**What is expected:**
Keep only the lines of the data below that contain "dots", and copy them.
(Data under study)
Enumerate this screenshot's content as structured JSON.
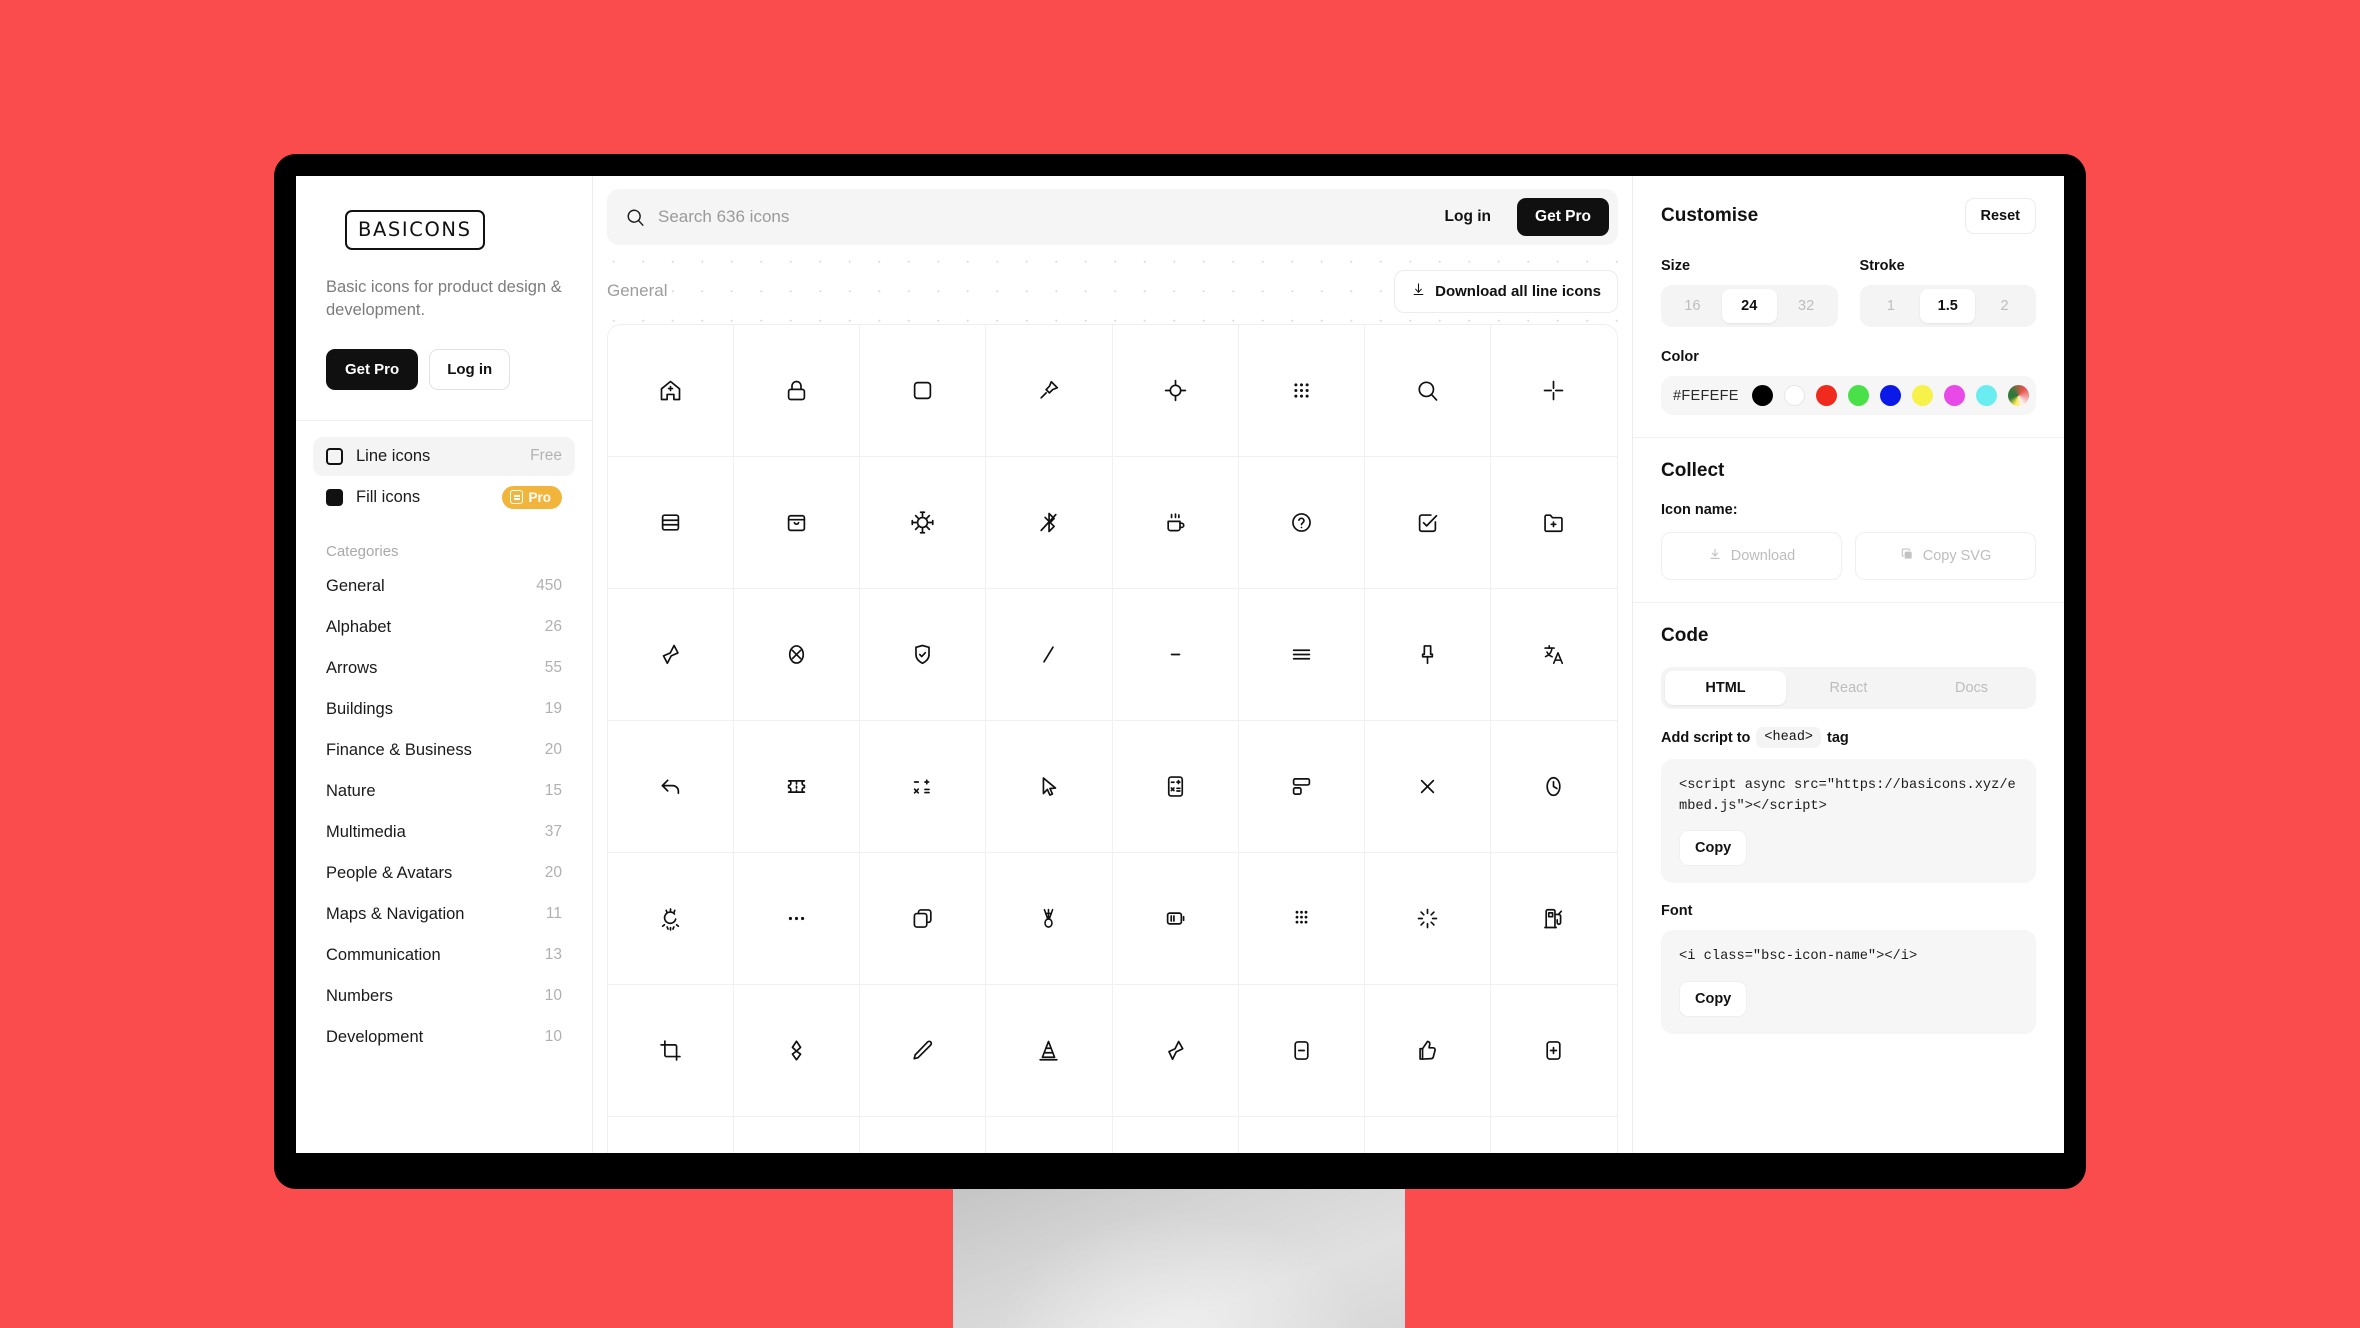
{
  "page": {
    "background_color": "#fa4c4c"
  },
  "sidebar": {
    "logo": "BASICONS",
    "tagline": "Basic icons for product design & development.",
    "get_pro_label": "Get Pro",
    "log_in_label": "Log in",
    "styles": [
      {
        "label": "Line icons",
        "badge": "Free",
        "badge_type": "free",
        "selected": true
      },
      {
        "label": "Fill icons",
        "badge": "Pro",
        "badge_type": "pro",
        "selected": false
      }
    ],
    "categories_title": "Categories",
    "categories": [
      {
        "label": "General",
        "count": "450"
      },
      {
        "label": "Alphabet",
        "count": "26"
      },
      {
        "label": "Arrows",
        "count": "55"
      },
      {
        "label": "Buildings",
        "count": "19"
      },
      {
        "label": "Finance & Business",
        "count": "20"
      },
      {
        "label": "Nature",
        "count": "15"
      },
      {
        "label": "Multimedia",
        "count": "37"
      },
      {
        "label": "People & Avatars",
        "count": "20"
      },
      {
        "label": "Maps & Navigation",
        "count": "11"
      },
      {
        "label": "Communication",
        "count": "13"
      },
      {
        "label": "Numbers",
        "count": "10"
      },
      {
        "label": "Development",
        "count": "10"
      }
    ]
  },
  "header": {
    "search_placeholder": "Search 636 icons",
    "search_value": "",
    "log_in_label": "Log in",
    "get_pro_label": "Get Pro"
  },
  "main": {
    "section_title": "General",
    "download_all_label": "Download all line icons",
    "icons": [
      "home-plus-icon",
      "lock-icon",
      "square-icon",
      "pin-icon",
      "crosshair-icon",
      "grid-dots-icon",
      "search-icon",
      "crop-marks-icon",
      "rows-icon",
      "shopping-bag-icon",
      "virus-icon",
      "bluetooth-off-icon",
      "coffee-mug-icon",
      "help-circle-icon",
      "checkbox-edit-icon",
      "folder-plus-icon",
      "pin-diagonal-icon",
      "x-oval-icon",
      "shield-check-icon",
      "slash-icon",
      "minus-icon",
      "menu-icon",
      "pushpin-icon",
      "translate-icon",
      "reply-icon",
      "ticket-icon",
      "math-operators-icon",
      "cursor-icon",
      "calculator-icon",
      "layout-split-icon",
      "close-x-icon",
      "clock-icon",
      "loading-flash-icon",
      "dots-horizontal-icon",
      "copy-icon",
      "whisk-icon",
      "battery-icon",
      "grid-dots-dense-icon",
      "sparkle-icon",
      "gas-pump-icon",
      "crop-icon",
      "pin-outline-icon",
      "pencil-icon",
      "traffic-cone-icon",
      "pin-filled-icon",
      "minus-box-icon",
      "thumbs-up-icon",
      "plus-box-icon"
    ]
  },
  "customise": {
    "title": "Customise",
    "reset_label": "Reset",
    "size_label": "Size",
    "size_options": [
      "16",
      "24",
      "32"
    ],
    "size_selected": "24",
    "stroke_label": "Stroke",
    "stroke_options": [
      "1",
      "1.5",
      "2"
    ],
    "stroke_selected": "1.5",
    "color_label": "Color",
    "color_value": "#FEFEFE",
    "swatches": [
      "#000000",
      "#FFFFFF",
      "#F02B1D",
      "#4AE04A",
      "#0A19E8",
      "#F7F24A",
      "#E84AE8",
      "#69EDF0",
      "rainbow"
    ]
  },
  "collect": {
    "title": "Collect",
    "icon_name_label": "Icon name:",
    "download_label": "Download",
    "copy_svg_label": "Copy SVG"
  },
  "code": {
    "title": "Code",
    "tabs": [
      "HTML",
      "React",
      "Docs"
    ],
    "tab_selected": "HTML",
    "script_hint_before": "Add script to",
    "script_hint_tag": "<head>",
    "script_hint_after": "tag",
    "script_snippet": "<script async src=\"https://basicons.xyz/embed.js\"></script>",
    "copy_label": "Copy",
    "font_label": "Font",
    "font_snippet": "<i class=\"bsc-icon-name\"></i>",
    "font_copy_label": "Copy"
  }
}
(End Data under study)
**Exercise output:**
      "grid-dots-icon",
      "dots-horizontal-icon",
      "grid-dots-dense-icon",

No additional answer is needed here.